Given records START

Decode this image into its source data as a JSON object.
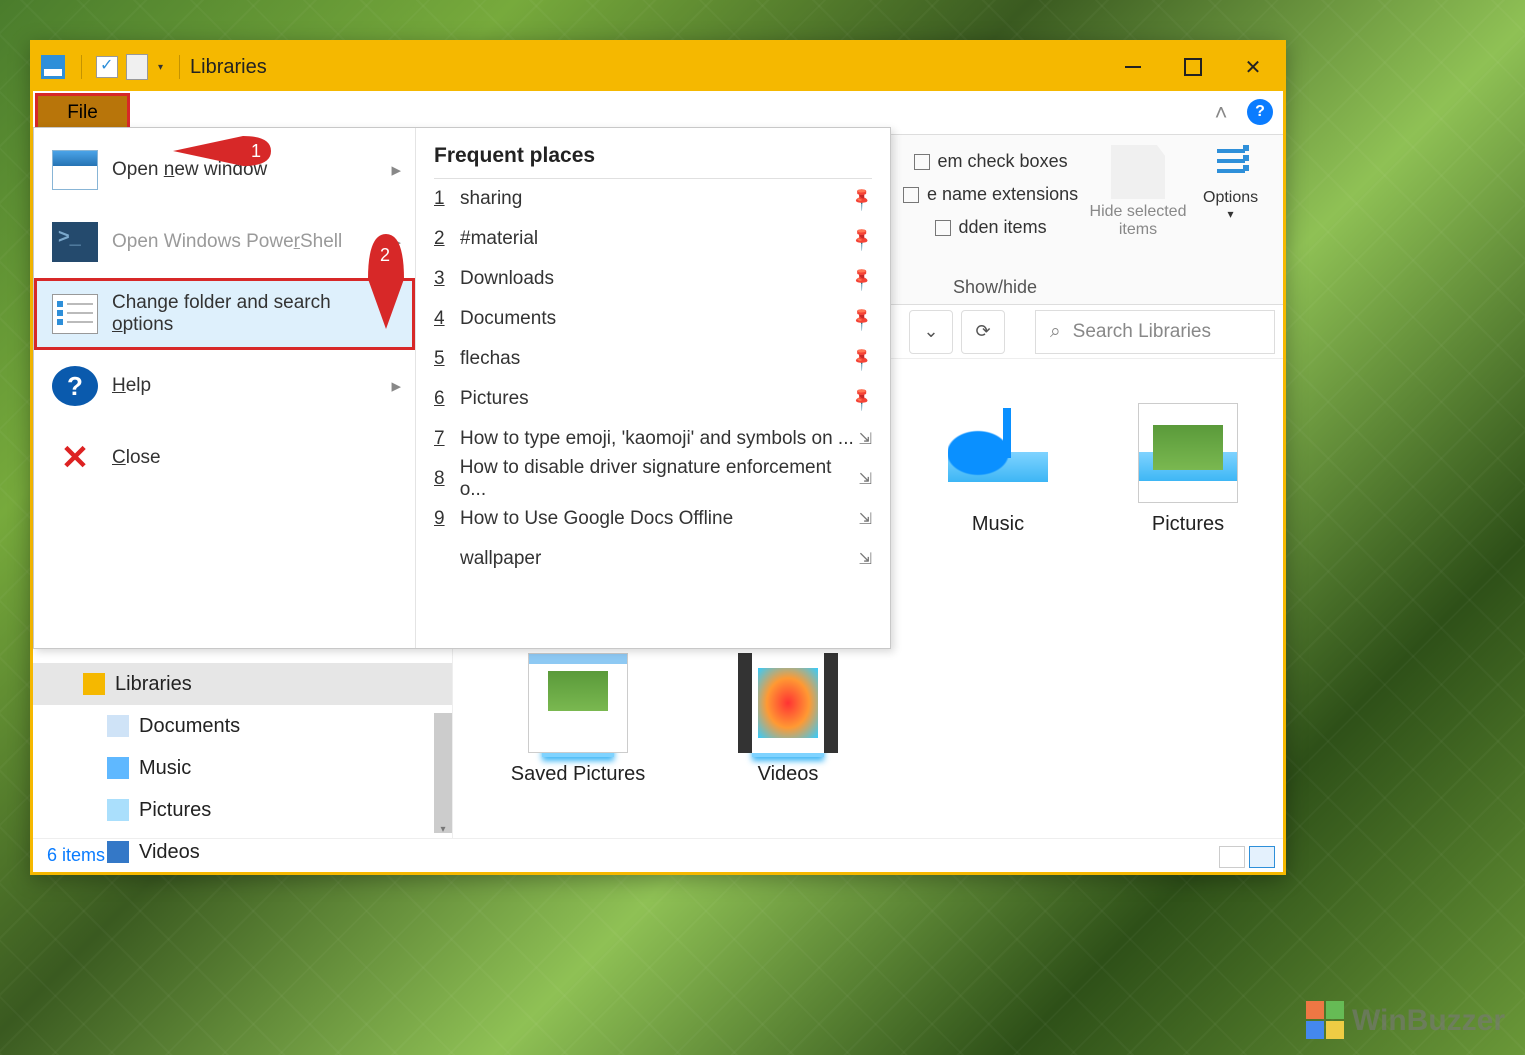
{
  "titlebar": {
    "title": "Libraries"
  },
  "ribbon": {
    "file_tab": "File",
    "check_boxes_label": "em check boxes",
    "ext_label": "e name extensions",
    "hidden_label": "dden items",
    "hide_selected": "Hide selected items",
    "options": "Options",
    "group_label": "Show/hide"
  },
  "nav": {
    "refresh": "⟳",
    "down": "⌄"
  },
  "search": {
    "placeholder": "Search Libraries"
  },
  "sidebar": {
    "items": [
      {
        "label": "Libraries"
      },
      {
        "label": "Documents"
      },
      {
        "label": "Music"
      },
      {
        "label": "Pictures"
      },
      {
        "label": "Videos"
      }
    ]
  },
  "content": {
    "music": "Music",
    "pictures": "Pictures",
    "saved": "Saved Pictures",
    "videos": "Videos"
  },
  "status": {
    "text": "6 items"
  },
  "file_menu": {
    "open_new_pre": "Open ",
    "open_new_u": "n",
    "open_new_post": "ew window",
    "powershell_pre": "Open Windows Powe",
    "powershell_u": "r",
    "powershell_post": "Shell",
    "change_pre": "Change folder and search ",
    "change_u": "o",
    "change_post": "ptions",
    "help_u": "H",
    "help_post": "elp",
    "close_u": "C",
    "close_post": "lose",
    "frequent_title": "Frequent places",
    "places": [
      {
        "n": "1",
        "label": "sharing",
        "pinned": true
      },
      {
        "n": "2",
        "label": "#material",
        "pinned": true
      },
      {
        "n": "3",
        "label": "Downloads",
        "pinned": true
      },
      {
        "n": "4",
        "label": "Documents",
        "pinned": true
      },
      {
        "n": "5",
        "label": "flechas",
        "pinned": true
      },
      {
        "n": "6",
        "label": "Pictures",
        "pinned": true
      },
      {
        "n": "7",
        "label": "How to type emoji, 'kaomoji' and symbols on ...",
        "pinned": false
      },
      {
        "n": "8",
        "label": "How to disable driver signature enforcement o...",
        "pinned": false
      },
      {
        "n": "9",
        "label": "How to Use Google Docs Offline",
        "pinned": false
      },
      {
        "n": "",
        "label": "wallpaper",
        "pinned": false
      }
    ]
  },
  "annotations": {
    "one": "1",
    "two": "2"
  },
  "watermark": "WinBuzzer"
}
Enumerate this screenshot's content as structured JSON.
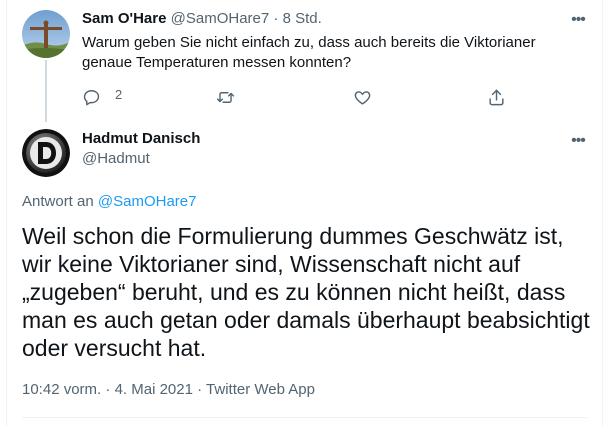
{
  "tweet1": {
    "author_name": "Sam O'Hare",
    "handle": "@SamOHare7",
    "separator": "·",
    "time": "8 Std.",
    "text": "Warum geben Sie nicht einfach zu, dass auch bereits die Viktorianer genaue Temperaturen messen konnten?",
    "reply_count": "2",
    "more_label": "•••"
  },
  "tweet2": {
    "author_name": "Hadmut Danisch",
    "handle": "@Hadmut",
    "more_label": "•••",
    "reply_prefix": "Antwort an",
    "reply_to_handle": "@SamOHare7",
    "text": "Weil schon die Formulierung dummes Geschwätz ist, wir keine Viktorianer sind, Wissenschaft nicht auf „zugeben“ beruht, und es zu können nicht heißt, dass man es auch getan oder damals überhaupt beabsichtigt oder versucht hat.",
    "time": "10:42 vorm.",
    "separator": "·",
    "date": "4. Mai 2021",
    "source": "Twitter Web App"
  },
  "icons": {
    "reply": "reply-icon",
    "retweet": "retweet-icon",
    "like": "heart-icon",
    "share": "share-icon",
    "more": "more-icon"
  },
  "colors": {
    "accent": "#1d9bf0",
    "muted": "#536471",
    "text": "#0f1419",
    "thread_line": "#cfd9de"
  }
}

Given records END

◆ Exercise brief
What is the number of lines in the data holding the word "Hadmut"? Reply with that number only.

◆ Task response
2